*** Dataset excerpts ***

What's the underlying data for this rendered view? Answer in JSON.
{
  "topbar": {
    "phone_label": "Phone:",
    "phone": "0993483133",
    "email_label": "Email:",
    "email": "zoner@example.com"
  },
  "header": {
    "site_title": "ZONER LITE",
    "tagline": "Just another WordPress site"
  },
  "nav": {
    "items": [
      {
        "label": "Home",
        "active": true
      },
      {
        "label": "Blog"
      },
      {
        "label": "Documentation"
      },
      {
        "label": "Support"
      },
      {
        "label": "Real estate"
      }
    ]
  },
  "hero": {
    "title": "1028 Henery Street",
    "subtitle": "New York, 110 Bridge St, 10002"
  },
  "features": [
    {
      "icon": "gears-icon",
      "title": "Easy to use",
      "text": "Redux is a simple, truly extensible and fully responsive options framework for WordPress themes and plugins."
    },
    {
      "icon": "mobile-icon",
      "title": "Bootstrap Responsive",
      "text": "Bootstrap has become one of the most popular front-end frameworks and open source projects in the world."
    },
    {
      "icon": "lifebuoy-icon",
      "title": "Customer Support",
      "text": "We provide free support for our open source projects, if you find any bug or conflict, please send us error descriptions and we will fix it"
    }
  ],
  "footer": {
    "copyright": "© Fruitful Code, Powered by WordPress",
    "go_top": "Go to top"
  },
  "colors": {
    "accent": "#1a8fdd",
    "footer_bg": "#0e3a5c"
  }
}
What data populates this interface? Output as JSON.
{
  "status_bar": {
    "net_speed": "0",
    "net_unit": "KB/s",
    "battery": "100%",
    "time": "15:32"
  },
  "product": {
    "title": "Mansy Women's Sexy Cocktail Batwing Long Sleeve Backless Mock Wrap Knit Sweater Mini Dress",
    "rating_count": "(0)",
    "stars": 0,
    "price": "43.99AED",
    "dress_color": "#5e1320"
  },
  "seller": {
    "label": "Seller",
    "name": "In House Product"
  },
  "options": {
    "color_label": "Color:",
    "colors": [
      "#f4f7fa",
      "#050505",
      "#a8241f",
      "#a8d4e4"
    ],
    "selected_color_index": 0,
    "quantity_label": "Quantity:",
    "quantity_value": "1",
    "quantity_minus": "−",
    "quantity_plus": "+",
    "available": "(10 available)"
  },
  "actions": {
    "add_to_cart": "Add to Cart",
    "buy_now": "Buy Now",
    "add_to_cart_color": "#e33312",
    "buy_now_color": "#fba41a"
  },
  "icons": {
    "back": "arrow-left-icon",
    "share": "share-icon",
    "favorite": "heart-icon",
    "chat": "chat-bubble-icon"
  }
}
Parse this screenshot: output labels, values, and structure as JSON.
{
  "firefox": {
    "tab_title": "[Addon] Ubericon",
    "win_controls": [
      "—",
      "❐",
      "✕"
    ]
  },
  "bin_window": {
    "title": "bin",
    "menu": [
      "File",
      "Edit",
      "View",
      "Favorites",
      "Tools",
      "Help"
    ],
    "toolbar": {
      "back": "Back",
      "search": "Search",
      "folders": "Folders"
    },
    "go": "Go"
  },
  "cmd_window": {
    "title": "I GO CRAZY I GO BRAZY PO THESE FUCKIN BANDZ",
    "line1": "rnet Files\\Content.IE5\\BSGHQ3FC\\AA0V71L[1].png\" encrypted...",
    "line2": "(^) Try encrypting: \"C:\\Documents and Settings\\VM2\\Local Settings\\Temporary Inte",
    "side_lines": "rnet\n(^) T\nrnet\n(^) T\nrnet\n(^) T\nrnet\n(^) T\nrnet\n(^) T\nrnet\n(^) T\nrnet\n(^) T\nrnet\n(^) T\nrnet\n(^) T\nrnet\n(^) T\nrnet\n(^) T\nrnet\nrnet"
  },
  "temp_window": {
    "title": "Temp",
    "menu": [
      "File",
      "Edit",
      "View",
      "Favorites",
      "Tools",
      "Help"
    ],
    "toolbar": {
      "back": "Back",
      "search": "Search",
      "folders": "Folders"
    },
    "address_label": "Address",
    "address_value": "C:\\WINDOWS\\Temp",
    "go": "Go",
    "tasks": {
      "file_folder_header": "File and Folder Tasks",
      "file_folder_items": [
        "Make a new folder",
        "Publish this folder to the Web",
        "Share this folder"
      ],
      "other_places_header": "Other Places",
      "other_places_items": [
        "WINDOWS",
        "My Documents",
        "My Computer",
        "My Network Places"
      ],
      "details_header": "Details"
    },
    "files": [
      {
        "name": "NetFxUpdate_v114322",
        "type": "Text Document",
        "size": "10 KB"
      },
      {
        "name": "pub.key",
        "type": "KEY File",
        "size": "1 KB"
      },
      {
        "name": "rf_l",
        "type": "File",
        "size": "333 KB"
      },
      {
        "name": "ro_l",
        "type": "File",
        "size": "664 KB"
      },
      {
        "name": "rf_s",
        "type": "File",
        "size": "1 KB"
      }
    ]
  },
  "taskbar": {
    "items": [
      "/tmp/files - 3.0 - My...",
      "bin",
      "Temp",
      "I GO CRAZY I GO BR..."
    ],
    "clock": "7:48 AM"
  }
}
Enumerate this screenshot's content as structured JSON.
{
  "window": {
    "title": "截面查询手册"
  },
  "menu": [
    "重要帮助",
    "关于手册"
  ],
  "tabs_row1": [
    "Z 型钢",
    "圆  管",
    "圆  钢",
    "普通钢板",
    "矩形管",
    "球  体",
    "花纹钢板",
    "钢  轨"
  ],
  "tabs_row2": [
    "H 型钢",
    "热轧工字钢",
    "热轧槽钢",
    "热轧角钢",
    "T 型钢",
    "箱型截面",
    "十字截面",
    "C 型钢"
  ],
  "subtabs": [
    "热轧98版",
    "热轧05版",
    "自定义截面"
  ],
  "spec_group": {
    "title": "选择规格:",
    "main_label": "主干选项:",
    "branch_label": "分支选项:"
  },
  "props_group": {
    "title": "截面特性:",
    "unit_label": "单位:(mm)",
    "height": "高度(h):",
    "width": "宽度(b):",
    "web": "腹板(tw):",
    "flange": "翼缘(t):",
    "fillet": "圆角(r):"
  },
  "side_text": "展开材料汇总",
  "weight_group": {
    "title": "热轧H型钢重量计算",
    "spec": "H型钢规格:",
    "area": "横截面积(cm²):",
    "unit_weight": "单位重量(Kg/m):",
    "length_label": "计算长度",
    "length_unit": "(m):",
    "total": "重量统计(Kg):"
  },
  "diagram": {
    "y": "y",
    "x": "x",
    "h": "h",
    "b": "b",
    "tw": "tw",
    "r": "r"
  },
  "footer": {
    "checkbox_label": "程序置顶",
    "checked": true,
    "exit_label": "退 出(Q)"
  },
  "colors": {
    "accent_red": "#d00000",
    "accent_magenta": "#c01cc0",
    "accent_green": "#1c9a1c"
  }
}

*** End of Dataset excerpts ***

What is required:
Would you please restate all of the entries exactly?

Task response:
What's the underlying data for this rendered view? Answer in JSON.
{
  "topbar": {
    "phone_label": "Phone:",
    "phone": "0993483133",
    "email_label": "Email:",
    "email": "zoner@example.com"
  },
  "header": {
    "site_title": "ZONER LITE",
    "tagline": "Just another WordPress site"
  },
  "nav": {
    "items": [
      {
        "label": "Home",
        "active": true
      },
      {
        "label": "Blog"
      },
      {
        "label": "Documentation"
      },
      {
        "label": "Support"
      },
      {
        "label": "Real estate"
      }
    ]
  },
  "hero": {
    "title": "1028 Henery Street",
    "subtitle": "New York, 110 Bridge St, 10002"
  },
  "features": [
    {
      "icon": "gears-icon",
      "title": "Easy to use",
      "text": "Redux is a simple, truly extensible and fully responsive options framework for WordPress themes and plugins."
    },
    {
      "icon": "mobile-icon",
      "title": "Bootstrap Responsive",
      "text": "Bootstrap has become one of the most popular front-end frameworks and open source projects in the world."
    },
    {
      "icon": "lifebuoy-icon",
      "title": "Customer Support",
      "text": "We provide free support for our open source projects, if you find any bug or conflict, please send us error descriptions and we will fix it"
    }
  ],
  "footer": {
    "copyright": "© Fruitful Code, Powered by WordPress",
    "go_top": "Go to top"
  },
  "colors": {
    "accent": "#1a8fdd",
    "footer_bg": "#0e3a5c"
  }
}
What data populates this interface? Output as JSON.
{
  "status_bar": {
    "net_speed": "0",
    "net_unit": "KB/s",
    "battery": "100%",
    "time": "15:32"
  },
  "product": {
    "title": "Mansy Women's Sexy Cocktail Batwing Long Sleeve Backless Mock Wrap Knit Sweater Mini Dress",
    "rating_count": "(0)",
    "stars": 0,
    "price": "43.99AED",
    "dress_color": "#5e1320"
  },
  "seller": {
    "label": "Seller",
    "name": "In House Product"
  },
  "options": {
    "color_label": "Color:",
    "colors": [
      "#f4f7fa",
      "#050505",
      "#a8241f",
      "#a8d4e4"
    ],
    "selected_color_index": 0,
    "quantity_label": "Quantity:",
    "quantity_value": "1",
    "quantity_minus": "−",
    "quantity_plus": "+",
    "available": "(10 available)"
  },
  "actions": {
    "add_to_cart": "Add to Cart",
    "buy_now": "Buy Now",
    "add_to_cart_color": "#e33312",
    "buy_now_color": "#fba41a"
  },
  "icons": {
    "back": "arrow-left-icon",
    "share": "share-icon",
    "favorite": "heart-icon",
    "chat": "chat-bubble-icon"
  }
}
Parse this screenshot: output labels, values, and structure as JSON.
{
  "firefox": {
    "tab_title": "[Addon] Ubericon",
    "win_controls": [
      "—",
      "❐",
      "✕"
    ]
  },
  "bin_window": {
    "title": "bin",
    "menu": [
      "File",
      "Edit",
      "View",
      "Favorites",
      "Tools",
      "Help"
    ],
    "toolbar": {
      "back": "Back",
      "search": "Search",
      "folders": "Folders"
    },
    "go": "Go"
  },
  "cmd_window": {
    "title": "I GO CRAZY I GO BRAZY PO THESE FUCKIN BANDZ",
    "line1": "rnet Files\\Content.IE5\\BSGHQ3FC\\AA0V71L[1].png\" encrypted...",
    "line2": "(^) Try encrypting: \"C:\\Documents and Settings\\VM2\\Local Settings\\Temporary Inte",
    "side_lines": "rnet\n(^) T\nrnet\n(^) T\nrnet\n(^) T\nrnet\n(^) T\nrnet\n(^) T\nrnet\n(^) T\nrnet\n(^) T\nrnet\n(^) T\nrnet\n(^) T\nrnet\n(^) T\nrnet\n(^) T\nrnet\nrnet"
  },
  "temp_window": {
    "title": "Temp",
    "menu": [
      "File",
      "Edit",
      "View",
      "Favorites",
      "Tools",
      "Help"
    ],
    "toolbar": {
      "back": "Back",
      "search": "Search",
      "folders": "Folders"
    },
    "address_label": "Address",
    "address_value": "C:\\WINDOWS\\Temp",
    "go": "Go",
    "tasks": {
      "file_folder_header": "File and Folder Tasks",
      "file_folder_items": [
        "Make a new folder",
        "Publish this folder to the Web",
        "Share this folder"
      ],
      "other_places_header": "Other Places",
      "other_places_items": [
        "WINDOWS",
        "My Documents",
        "My Computer",
        "My Network Places"
      ],
      "details_header": "Details"
    },
    "files": [
      {
        "name": "NetFxUpdate_v114322",
        "type": "Text Document",
        "size": "10 KB"
      },
      {
        "name": "pub.key",
        "type": "KEY File",
        "size": "1 KB"
      },
      {
        "name": "rf_l",
        "type": "File",
        "size": "333 KB"
      },
      {
        "name": "ro_l",
        "type": "File",
        "size": "664 KB"
      },
      {
        "name": "rf_s",
        "type": "File",
        "size": "1 KB"
      }
    ]
  },
  "taskbar": {
    "items": [
      "/tmp/files - 3.0 - My...",
      "bin",
      "Temp",
      "I GO CRAZY I GO BR..."
    ],
    "clock": "7:48 AM"
  }
}
Enumerate this screenshot's content as structured JSON.
{
  "window": {
    "title": "截面查询手册"
  },
  "menu": [
    "重要帮助",
    "关于手册"
  ],
  "tabs_row1": [
    "Z 型钢",
    "圆  管",
    "圆  钢",
    "普通钢板",
    "矩形管",
    "球  体",
    "花纹钢板",
    "钢  轨"
  ],
  "tabs_row2": [
    "H 型钢",
    "热轧工字钢",
    "热轧槽钢",
    "热轧角钢",
    "T 型钢",
    "箱型截面",
    "十字截面",
    "C 型钢"
  ],
  "subtabs": [
    "热轧98版",
    "热轧05版",
    "自定义截面"
  ],
  "spec_group": {
    "title": "选择规格:",
    "main_label": "主干选项:",
    "branch_label": "分支选项:"
  },
  "props_group": {
    "title": "截面特性:",
    "unit_label": "单位:(mm)",
    "height": "高度(h):",
    "width": "宽度(b):",
    "web": "腹板(tw):",
    "flange": "翼缘(t):",
    "fillet": "圆角(r):"
  },
  "side_text": "展开材料汇总",
  "weight_group": {
    "title": "热轧H型钢重量计算",
    "spec": "H型钢规格:",
    "area": "横截面积(cm²):",
    "unit_weight": "单位重量(Kg/m):",
    "length_label": "计算长度",
    "length_unit": "(m):",
    "total": "重量统计(Kg):"
  },
  "diagram": {
    "y": "y",
    "x": "x",
    "h": "h",
    "b": "b",
    "tw": "tw",
    "r": "r"
  },
  "footer": {
    "checkbox_label": "程序置顶",
    "checked": true,
    "exit_label": "退 出(Q)"
  },
  "colors": {
    "accent_red": "#d00000",
    "accent_magenta": "#c01cc0",
    "accent_green": "#1c9a1c"
  }
}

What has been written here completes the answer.